*** Opening of SUPPLIED MATERIAL ***
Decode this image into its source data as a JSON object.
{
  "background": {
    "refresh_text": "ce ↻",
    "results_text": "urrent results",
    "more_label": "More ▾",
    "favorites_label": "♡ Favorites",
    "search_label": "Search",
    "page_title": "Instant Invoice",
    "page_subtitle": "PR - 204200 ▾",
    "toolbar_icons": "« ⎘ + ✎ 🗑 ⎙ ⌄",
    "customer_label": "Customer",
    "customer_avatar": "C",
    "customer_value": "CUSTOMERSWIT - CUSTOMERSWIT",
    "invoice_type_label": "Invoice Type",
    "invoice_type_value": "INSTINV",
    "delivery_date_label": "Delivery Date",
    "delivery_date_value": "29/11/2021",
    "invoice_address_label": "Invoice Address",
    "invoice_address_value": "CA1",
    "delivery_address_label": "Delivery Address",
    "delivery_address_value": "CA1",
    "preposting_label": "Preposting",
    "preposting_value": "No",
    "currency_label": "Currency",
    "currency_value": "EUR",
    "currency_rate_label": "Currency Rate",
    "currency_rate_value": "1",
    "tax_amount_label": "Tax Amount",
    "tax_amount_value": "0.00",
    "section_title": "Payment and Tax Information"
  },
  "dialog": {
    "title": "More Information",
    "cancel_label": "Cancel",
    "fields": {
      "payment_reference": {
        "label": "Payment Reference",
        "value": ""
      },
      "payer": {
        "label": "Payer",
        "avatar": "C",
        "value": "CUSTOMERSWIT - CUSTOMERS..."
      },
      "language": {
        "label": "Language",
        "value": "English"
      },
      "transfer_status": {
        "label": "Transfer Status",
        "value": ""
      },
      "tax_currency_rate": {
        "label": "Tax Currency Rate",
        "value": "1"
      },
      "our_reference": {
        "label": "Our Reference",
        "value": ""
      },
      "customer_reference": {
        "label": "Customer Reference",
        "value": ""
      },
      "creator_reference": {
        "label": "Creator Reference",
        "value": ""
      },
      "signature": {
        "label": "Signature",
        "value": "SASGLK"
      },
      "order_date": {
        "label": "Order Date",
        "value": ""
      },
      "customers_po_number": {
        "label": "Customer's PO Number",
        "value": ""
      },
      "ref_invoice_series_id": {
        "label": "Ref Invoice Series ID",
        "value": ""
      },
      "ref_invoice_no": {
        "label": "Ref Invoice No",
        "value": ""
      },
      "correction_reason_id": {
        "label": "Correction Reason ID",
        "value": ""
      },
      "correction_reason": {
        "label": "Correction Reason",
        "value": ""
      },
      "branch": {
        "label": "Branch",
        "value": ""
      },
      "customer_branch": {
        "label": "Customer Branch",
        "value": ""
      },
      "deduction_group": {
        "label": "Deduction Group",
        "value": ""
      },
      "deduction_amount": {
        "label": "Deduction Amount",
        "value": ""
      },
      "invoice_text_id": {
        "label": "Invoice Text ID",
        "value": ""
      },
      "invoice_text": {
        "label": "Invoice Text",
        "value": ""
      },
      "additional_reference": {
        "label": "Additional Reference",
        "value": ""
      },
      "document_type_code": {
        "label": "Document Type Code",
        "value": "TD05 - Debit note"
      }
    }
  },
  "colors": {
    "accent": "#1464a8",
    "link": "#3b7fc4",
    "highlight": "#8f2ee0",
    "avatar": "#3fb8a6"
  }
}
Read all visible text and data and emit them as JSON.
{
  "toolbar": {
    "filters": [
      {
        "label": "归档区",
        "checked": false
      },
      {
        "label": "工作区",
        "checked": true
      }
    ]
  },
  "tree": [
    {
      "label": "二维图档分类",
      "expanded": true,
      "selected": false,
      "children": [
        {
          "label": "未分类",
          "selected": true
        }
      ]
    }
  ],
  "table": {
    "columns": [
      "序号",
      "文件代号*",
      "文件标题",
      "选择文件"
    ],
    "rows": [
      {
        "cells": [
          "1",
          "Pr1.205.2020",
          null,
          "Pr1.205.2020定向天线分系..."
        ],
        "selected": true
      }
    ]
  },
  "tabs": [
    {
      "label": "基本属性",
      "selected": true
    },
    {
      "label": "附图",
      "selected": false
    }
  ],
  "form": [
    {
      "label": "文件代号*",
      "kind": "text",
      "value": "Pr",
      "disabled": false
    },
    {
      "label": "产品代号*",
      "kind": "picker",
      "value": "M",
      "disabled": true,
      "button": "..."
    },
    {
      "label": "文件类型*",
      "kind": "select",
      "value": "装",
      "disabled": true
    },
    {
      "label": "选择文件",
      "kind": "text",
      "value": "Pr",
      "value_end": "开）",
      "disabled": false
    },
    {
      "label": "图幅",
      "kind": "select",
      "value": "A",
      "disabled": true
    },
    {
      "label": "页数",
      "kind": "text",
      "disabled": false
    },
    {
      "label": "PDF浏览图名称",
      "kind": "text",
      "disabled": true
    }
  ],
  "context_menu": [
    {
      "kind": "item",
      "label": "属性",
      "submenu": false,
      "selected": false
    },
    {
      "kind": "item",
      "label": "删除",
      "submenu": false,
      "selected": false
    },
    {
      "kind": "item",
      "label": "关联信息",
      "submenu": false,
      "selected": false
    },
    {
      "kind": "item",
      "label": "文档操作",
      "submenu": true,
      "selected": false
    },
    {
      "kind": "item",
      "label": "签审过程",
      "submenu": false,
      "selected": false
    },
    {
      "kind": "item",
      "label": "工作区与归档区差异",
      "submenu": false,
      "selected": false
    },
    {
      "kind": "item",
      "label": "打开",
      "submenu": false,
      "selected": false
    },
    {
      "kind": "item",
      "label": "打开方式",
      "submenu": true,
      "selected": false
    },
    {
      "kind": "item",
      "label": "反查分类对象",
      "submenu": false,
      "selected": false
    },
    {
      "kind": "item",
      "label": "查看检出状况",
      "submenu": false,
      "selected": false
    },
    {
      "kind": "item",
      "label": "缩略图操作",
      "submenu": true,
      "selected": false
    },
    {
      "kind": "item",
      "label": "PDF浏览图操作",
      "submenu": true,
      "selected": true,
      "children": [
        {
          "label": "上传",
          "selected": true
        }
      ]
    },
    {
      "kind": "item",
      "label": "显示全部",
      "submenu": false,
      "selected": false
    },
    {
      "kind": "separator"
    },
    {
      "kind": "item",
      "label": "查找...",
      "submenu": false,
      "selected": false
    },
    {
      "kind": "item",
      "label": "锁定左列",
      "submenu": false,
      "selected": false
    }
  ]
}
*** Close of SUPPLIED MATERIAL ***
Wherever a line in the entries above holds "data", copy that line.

Decode this image into its source data as a JSON object.
Read all visible text and data and emit them as JSON.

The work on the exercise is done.